Espresso: Fine Grind


Espresso requires a fine grind, similar to a powdery texture, as espresso machines use high pressure to extract coffee quickly. A fine grind creates resistance against this water pressure, ensuring a rich, concentrated shot with a creamy body and a full, complex flavour profile. Additionally, the fine grind aids in the formation of the espresso's signature crema, the creamy, aromatic layer that sits atop a perfectly pulled shot.


French Press/Cafetiere: Coarse Grind


For French Press/Cafetiere, a coarse grind resembling coarse sea salt is best. This method involves steeping, and a finer grind would result in a muddy cup due to over-extraction. A coarse grind allows for a clean, flavourful brew, capturing the essence of the beans sourced from your local coffee roaster.


Pour-Over: Medium to Medium-Fine Grind


The pour-over method benefits from a medium to medium-fine grind, similar to sand. This is for a balanced extraction, as water passes through the coffee grounds slowly enough to optimally extract the full range of flavours yet swiftly enough to prevent any bitter, over-extracted notes. This method highlights the coffee's nuanced flavours, making it ideal for single-origin beans where the unique characteristics of the coffee can shine.


Aeropress: Variable


The Aeropress is renowned for its versatility, effortlessly accommodating everything from fine to coarse grinds depending on the desired brew time and strength. Starting with a medium grind, it provides a solid foundation from which adjustments can be made according to individual preferences. The Aeropress can deliver whether you're aiming for a bold, espresso-like shot or a smoother, more traditional cup.


Cold Brew: Very Coarse Grind


Cold brew requires a very coarse grind, chunkier than what you’d use for a French Press. Given the extended brewing time (often 12 hours or more), a coarse grind prevents over-extraction, resulting in a smooth, sweet, and flavourful coffee. Your local coffee roaster can suggest the best beans for a cold brew and the ideal grind size.


For quality coffee grinds, browse through our beautiful selection.


Frequently Asked Questions (FAQ’s)


How do I adjust the grind size for a coffee blend from my local coffee roaster?

For a start, ask your local roaster for their recommended grind size based on how you plan to brew it. If you prefer a different strength or flavour profile, experiment by adjusting the grind slightly coarser or finer within the range suitable for your brewing method. Document your adjustments and the resulting taste to find your perfect match. Remember, the goal is to extract the best possible flavour that aligns with your personal preference while honouring the roaster's craftsmanship.

What should I do if my coffee tastes too bitter or sour, even after adjusting the grind size?

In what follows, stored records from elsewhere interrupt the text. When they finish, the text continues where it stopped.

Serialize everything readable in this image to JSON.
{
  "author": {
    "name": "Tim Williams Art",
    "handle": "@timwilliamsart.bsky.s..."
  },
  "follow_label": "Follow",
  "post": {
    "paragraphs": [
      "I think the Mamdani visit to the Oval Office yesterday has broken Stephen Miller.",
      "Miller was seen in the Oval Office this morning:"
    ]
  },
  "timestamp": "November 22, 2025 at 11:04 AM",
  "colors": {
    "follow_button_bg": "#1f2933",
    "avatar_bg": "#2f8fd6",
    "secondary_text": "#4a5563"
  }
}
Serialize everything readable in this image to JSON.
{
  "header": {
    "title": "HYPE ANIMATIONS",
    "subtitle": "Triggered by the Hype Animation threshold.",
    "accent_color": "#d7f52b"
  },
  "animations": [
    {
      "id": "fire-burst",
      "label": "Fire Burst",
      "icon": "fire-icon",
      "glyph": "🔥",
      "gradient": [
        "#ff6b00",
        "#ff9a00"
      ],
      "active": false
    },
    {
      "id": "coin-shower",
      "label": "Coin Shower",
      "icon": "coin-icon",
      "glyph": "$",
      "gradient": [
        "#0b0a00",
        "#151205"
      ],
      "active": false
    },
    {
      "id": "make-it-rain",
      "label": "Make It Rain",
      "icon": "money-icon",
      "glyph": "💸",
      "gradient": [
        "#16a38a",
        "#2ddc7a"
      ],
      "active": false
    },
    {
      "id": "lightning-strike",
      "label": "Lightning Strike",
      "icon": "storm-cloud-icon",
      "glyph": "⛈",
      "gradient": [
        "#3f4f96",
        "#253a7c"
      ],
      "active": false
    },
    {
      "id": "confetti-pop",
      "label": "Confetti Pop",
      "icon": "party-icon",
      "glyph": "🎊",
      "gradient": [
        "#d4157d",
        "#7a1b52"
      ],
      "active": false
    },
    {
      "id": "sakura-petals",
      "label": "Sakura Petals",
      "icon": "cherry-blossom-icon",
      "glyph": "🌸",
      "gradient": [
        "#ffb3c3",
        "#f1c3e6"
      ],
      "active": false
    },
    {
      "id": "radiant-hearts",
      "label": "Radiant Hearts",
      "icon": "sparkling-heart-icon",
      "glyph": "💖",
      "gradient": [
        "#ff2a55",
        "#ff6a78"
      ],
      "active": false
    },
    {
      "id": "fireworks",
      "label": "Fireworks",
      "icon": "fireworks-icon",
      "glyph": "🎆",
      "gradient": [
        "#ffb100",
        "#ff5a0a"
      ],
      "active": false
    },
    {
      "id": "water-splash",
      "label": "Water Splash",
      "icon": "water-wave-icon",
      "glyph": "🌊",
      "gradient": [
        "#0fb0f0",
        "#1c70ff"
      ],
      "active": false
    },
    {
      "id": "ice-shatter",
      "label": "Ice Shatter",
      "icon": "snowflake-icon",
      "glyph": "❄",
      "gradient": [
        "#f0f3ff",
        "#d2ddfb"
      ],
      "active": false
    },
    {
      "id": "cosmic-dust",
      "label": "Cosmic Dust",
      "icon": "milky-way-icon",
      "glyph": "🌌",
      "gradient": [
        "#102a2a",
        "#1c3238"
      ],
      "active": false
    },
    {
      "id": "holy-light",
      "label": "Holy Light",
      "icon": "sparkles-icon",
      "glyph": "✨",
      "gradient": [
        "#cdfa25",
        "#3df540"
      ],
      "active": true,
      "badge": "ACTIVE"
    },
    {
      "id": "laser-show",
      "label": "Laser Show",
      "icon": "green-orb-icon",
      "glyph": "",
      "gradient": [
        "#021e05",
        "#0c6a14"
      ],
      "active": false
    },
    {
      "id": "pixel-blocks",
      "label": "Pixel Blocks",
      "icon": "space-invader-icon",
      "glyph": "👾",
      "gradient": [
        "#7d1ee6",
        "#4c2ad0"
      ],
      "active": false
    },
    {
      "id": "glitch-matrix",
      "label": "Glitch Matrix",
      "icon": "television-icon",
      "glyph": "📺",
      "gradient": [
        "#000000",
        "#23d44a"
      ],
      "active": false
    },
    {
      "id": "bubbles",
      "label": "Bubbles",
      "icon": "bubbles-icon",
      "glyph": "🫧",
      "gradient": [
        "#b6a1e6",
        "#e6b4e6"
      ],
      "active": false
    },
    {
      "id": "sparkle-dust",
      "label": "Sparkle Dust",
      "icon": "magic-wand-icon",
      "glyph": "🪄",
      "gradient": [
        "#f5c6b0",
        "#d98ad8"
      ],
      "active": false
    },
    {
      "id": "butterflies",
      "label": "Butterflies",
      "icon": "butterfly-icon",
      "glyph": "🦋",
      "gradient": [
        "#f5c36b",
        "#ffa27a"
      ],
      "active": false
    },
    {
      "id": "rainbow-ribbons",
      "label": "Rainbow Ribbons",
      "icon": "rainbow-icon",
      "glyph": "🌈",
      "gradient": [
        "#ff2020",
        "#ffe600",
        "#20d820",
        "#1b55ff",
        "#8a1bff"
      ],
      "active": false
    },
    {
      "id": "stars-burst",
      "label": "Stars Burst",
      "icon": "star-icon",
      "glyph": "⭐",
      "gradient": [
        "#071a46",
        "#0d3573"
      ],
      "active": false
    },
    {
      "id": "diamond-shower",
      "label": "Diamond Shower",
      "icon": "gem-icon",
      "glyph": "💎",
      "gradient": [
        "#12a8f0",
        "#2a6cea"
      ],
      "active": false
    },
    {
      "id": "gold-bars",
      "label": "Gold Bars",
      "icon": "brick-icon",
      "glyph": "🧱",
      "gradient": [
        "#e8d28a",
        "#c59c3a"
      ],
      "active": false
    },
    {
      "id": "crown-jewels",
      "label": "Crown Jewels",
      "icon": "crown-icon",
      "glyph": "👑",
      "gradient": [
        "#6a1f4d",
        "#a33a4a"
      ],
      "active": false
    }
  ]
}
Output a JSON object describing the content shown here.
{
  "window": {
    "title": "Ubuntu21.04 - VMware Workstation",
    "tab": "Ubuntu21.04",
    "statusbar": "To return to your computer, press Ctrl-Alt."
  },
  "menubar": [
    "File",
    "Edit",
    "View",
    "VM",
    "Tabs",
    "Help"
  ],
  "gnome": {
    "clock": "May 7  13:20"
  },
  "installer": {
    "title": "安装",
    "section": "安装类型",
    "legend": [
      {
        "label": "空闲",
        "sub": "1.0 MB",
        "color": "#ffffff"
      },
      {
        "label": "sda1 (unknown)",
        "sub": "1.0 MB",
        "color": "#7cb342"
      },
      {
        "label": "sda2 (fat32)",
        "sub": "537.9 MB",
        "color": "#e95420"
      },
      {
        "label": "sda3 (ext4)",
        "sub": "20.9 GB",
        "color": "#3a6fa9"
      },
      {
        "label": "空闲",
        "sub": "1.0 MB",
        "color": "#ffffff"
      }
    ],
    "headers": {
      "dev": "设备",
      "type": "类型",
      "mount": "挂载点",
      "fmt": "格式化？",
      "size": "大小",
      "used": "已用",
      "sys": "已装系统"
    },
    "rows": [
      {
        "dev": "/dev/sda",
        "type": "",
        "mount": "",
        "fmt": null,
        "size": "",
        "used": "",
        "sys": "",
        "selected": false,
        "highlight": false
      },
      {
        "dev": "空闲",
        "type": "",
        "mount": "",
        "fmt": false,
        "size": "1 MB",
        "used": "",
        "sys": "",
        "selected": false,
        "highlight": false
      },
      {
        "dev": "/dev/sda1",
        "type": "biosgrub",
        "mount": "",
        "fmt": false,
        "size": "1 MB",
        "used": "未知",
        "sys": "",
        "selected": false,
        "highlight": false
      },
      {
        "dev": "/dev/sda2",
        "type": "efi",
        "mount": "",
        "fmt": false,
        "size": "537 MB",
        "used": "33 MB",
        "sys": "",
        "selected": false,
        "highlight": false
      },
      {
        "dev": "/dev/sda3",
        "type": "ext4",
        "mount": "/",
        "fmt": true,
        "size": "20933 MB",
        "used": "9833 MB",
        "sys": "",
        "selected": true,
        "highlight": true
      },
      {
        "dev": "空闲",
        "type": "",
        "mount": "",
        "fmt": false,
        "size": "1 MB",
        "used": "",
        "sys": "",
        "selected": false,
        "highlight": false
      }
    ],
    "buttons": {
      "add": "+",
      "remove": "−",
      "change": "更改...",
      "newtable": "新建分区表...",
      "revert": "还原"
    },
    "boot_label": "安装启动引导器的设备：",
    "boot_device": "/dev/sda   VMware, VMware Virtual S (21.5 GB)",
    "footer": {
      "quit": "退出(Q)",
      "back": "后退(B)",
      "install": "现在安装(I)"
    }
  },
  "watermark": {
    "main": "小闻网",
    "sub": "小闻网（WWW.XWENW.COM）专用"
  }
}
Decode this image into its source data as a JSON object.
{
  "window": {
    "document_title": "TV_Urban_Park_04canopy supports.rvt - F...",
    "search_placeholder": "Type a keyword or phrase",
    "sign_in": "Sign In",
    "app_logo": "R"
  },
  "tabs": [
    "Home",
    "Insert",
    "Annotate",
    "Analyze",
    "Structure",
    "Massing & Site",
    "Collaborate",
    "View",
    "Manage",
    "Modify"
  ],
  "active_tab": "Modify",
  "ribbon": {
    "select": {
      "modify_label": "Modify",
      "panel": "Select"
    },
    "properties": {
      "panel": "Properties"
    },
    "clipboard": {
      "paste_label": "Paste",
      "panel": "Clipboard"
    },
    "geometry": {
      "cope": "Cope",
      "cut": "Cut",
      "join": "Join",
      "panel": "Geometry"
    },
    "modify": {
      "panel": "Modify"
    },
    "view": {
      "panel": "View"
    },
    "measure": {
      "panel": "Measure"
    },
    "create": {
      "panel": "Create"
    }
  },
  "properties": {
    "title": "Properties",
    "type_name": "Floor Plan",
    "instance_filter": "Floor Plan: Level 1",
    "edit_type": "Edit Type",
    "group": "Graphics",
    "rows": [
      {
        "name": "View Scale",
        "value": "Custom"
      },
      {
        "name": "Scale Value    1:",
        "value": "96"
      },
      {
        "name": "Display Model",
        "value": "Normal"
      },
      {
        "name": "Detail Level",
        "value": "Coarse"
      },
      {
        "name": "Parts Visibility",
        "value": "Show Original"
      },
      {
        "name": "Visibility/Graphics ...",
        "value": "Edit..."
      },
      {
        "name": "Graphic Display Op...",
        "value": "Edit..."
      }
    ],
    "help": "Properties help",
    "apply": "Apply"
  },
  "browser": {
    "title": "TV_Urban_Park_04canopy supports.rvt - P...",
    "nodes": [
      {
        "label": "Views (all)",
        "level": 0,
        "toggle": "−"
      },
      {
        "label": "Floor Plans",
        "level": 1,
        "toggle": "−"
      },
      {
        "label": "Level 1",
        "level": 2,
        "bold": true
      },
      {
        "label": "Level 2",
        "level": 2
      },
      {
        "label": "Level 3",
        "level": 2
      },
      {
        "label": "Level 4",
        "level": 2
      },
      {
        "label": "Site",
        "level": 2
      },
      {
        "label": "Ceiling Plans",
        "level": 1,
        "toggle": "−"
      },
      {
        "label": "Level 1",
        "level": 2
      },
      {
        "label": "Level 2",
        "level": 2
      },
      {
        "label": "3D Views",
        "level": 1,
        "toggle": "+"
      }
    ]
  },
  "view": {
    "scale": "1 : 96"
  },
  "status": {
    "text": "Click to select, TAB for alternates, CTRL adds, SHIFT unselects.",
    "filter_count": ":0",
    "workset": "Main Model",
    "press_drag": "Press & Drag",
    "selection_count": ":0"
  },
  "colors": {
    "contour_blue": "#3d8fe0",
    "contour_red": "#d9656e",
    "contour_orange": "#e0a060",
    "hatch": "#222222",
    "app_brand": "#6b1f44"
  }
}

If your coffee continues to taste too bitter or sour despite adjusting the grind size, consider other variables in the brewing process. Bitterness often indicates over-extraction, while sourness suggests under-extraction. For over-extraction, try reducing the brewing time or lowering the water temperature. For under-extraction, increase the brewing time or use slightly hotter water. Ensure your coffee-to-water ratio is balanced; too much coffee can lead to bitterness, and too little can cause sourness. Water quality also plays a significant role; if possible, use filtered water to avoid any off-flavours. Continuous experimentation and small adjustments are key to achieving the perfect cup.

How can I communicate my preferences to my local coffee roaster to get the best grind and beans for my taste?

Communicating effectively with your local coffee roaster is essential to getting the best grind and beans for your taste. Be specific about your brewing method, as different methods require different grind sizes. Share your taste preferences; for example, if you prefer your coffee with a heavier body or a lighter, more acidic profile. Mention any particular coffee origins or roast levels you've enjoyed in the past. Don’t hesitate to describe your experiences with their coffee, including what you liked or what you felt was missing. At Bean Smitten we really appreciate the feedback and to be able to make recommendations tailored to your preferences. Building a relationship with your roaster opens up a dialogue that can greatly enhance your coffee experience.

50 views0 comments

Comments


bottom of page